The Cypriot general’s visit reflects warm relations between the two countries, which share growing economic and strategic interests.
By: Batya Jerenberg, World Israel News
The head of the National Guard of the Republic of Cyprus, Lt. Gen. Ilias A. Leontaris, came to Israel Wednesday for an official visit as the guest of IDF Chief of the General Staff, Lt. Gen. Gadi Eisenkot.
According to a statement put out by the IDF Spokesperson Unit, the two were slated to discuss “common challenges and future military collaborations.”
Cyprus and Israel have grown closer as Turkey’s relationship with the Jewish state has gotten frostier, with President Recep Erdoğan regularly blasting Israel and openly supporting the Hamas terrorist group in the Gaza Strip.
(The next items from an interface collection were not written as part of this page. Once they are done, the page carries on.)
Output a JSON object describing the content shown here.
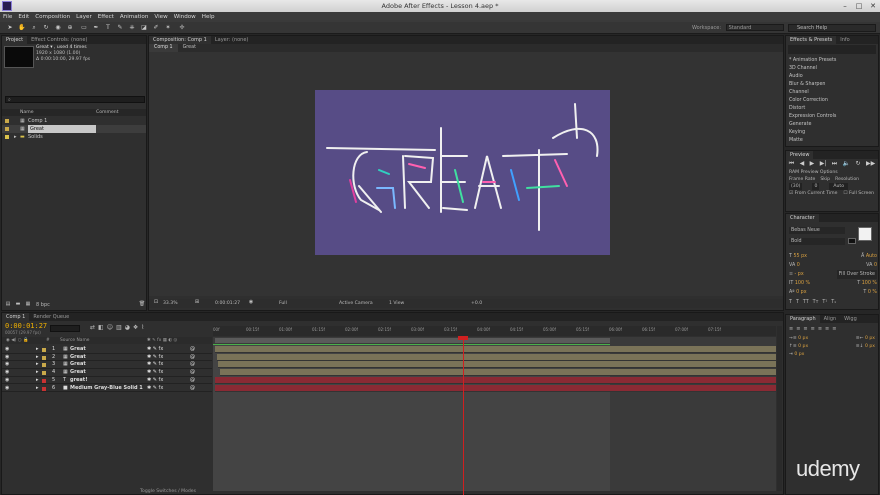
{
  "window": {
    "title": "Adobe After Effects - Lesson 4.aep *",
    "controls": [
      "–",
      "□",
      "✕"
    ]
  },
  "menu": [
    "File",
    "Edit",
    "Composition",
    "Layer",
    "Effect",
    "Animation",
    "View",
    "Window",
    "Help"
  ],
  "toolbar": {
    "workspace_label": "Workspace:",
    "workspace_value": "Standard",
    "search_placeholder": "Search Help"
  },
  "project": {
    "tabs": [
      "Project",
      "Effect Controls: (none)"
    ],
    "selected_name": "Great ▾ , used 4 times",
    "info": [
      "1920 x 1080 (1.00)",
      "Δ 0:00:10:00, 29.97 fps"
    ],
    "columns": {
      "name": "Name",
      "comment": "Comment"
    },
    "items": [
      {
        "name": "Comp 1",
        "color": "#c9a94a"
      },
      {
        "name": "Great",
        "color": "#c9a94a"
      },
      {
        "name": "Solids",
        "color": "#d9c14a"
      }
    ],
    "bpc": "8 bpc"
  },
  "composition": {
    "tabs": [
      "Composition: Comp 1",
      "Layer: (none)"
    ],
    "breadcrumbs": [
      "Comp 1",
      "Great"
    ],
    "bg_color": "#574c86",
    "bottom": {
      "zoom": "33.3%",
      "time": "0:00:01:27",
      "quality": "Full",
      "camera": "Active Camera",
      "views": "1 View",
      "offset": "+0.0"
    }
  },
  "effects": {
    "tabs": [
      "Effects & Presets",
      "Info"
    ],
    "items": [
      "* Animation Presets",
      "3D Channel",
      "Audio",
      "Blur & Sharpen",
      "Channel",
      "Color Correction",
      "Distort",
      "Expression Controls",
      "Generate",
      "Keying",
      "Matte"
    ]
  },
  "preview": {
    "tab": "Preview",
    "options_label": "RAM Preview Options",
    "frame_rate_label": "Frame Rate",
    "skip_label": "Skip",
    "resolution_label": "Resolution",
    "frame_rate": "(30)",
    "skip": "0",
    "resolution": "Auto",
    "from_current": "From Current Time",
    "full_screen": "Full Screen"
  },
  "character": {
    "tab": "Character",
    "font": "Bebas Neue",
    "style": "Bold",
    "size": "55 px",
    "leading": "Auto",
    "kerning": "0",
    "tracking": "0",
    "stroke_width": "- px",
    "stroke_mode": "Fill Over Stroke",
    "vscale": "100 %",
    "hscale": "100 %",
    "baseline": "0 px",
    "tsume": "0 %"
  },
  "paragraph": {
    "tabs": [
      "Paragraph",
      "Align",
      "Wigg"
    ],
    "indent_left": "0 px",
    "indent_right": "0 px",
    "space_before": "0 px",
    "space_after": "0 px",
    "first_indent": "0 px"
  },
  "timeline": {
    "tabs": [
      "Comp 1",
      "Render Queue"
    ],
    "time": "0:00:01:27",
    "frames": "00057 (29.97 fps)",
    "source_name_label": "Source Name",
    "ruler": [
      "00f",
      "00:15f",
      "01:00f",
      "01:15f",
      "02:00f",
      "02:15f",
      "03:00f",
      "03:15f",
      "04:00f",
      "04:15f",
      "05:00f",
      "05:15f",
      "06:00f",
      "06:15f",
      "07:00f",
      "07:15f"
    ],
    "layers": [
      {
        "num": "1",
        "name": "Great",
        "kind": "comp",
        "color": "#c9a94a",
        "bar": "#7a7358"
      },
      {
        "num": "2",
        "name": "Great",
        "kind": "comp",
        "color": "#c9a94a",
        "bar": "#7a7358"
      },
      {
        "num": "3",
        "name": "Great",
        "kind": "comp",
        "color": "#c9a94a",
        "bar": "#7a7358"
      },
      {
        "num": "4",
        "name": "Great",
        "kind": "comp",
        "color": "#c9a94a",
        "bar": "#7a7358"
      },
      {
        "num": "5",
        "name": "great!",
        "kind": "text",
        "color": "#c83232",
        "bar": "#8a2a34"
      },
      {
        "num": "6",
        "name": "Medium Gray-Blue Solid 1",
        "kind": "solid",
        "color": "#c83232",
        "bar": "#8a2a34"
      }
    ],
    "footer": "Toggle Switches / Modes"
  },
  "watermark": "udemy"
}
The Cypriots’ troubles with Turkey began when that country invaded Cyprus in 1974 and effectively partitioned the country, establishing a Turkish-Cypriot government in the northern part that only it recognizes.
Israel and Cyprus have held several military drills during the past year alone. In March, the Israeli Air Force (IAF) tested Cypriot air defense over a three-day period, while in June, over 500 elite Israeli commandos as well as attack helicopters and fighter jets held a three-day-long intensive drill on the island. A similar exercise testing the readiness of ground and air forces for emergencies took place there most recently in December.
Meanwhile, in November, the Israeli, Cypriot and Greek defense ministers met in Athens to discuss strengthening cooperation to promote security and stability in the region in the first such trilateral defense summit between the three countries.
The three are also solidifying their economic cooperation. Work on the EuroAsia Interconnector, a 1500 km-long subsea cable that will connect the electric grids of Israel, Cyprus and Greece (via Crete) is expected to begin this year and finish in 2022.
In addition, the three countries signed a joint declaration in Tel Aviv in April 2017 to promote construction of a natural gas pipeline that will enable the export of Israel’s recently discovered vast gas deposits to Cyprus and Greece. This would give Israel direct access to the European market, which is currently heavily dependent on Russia and has suffered disruptions in supply in the past when political tensions arose between Moscow and its Western neighbors.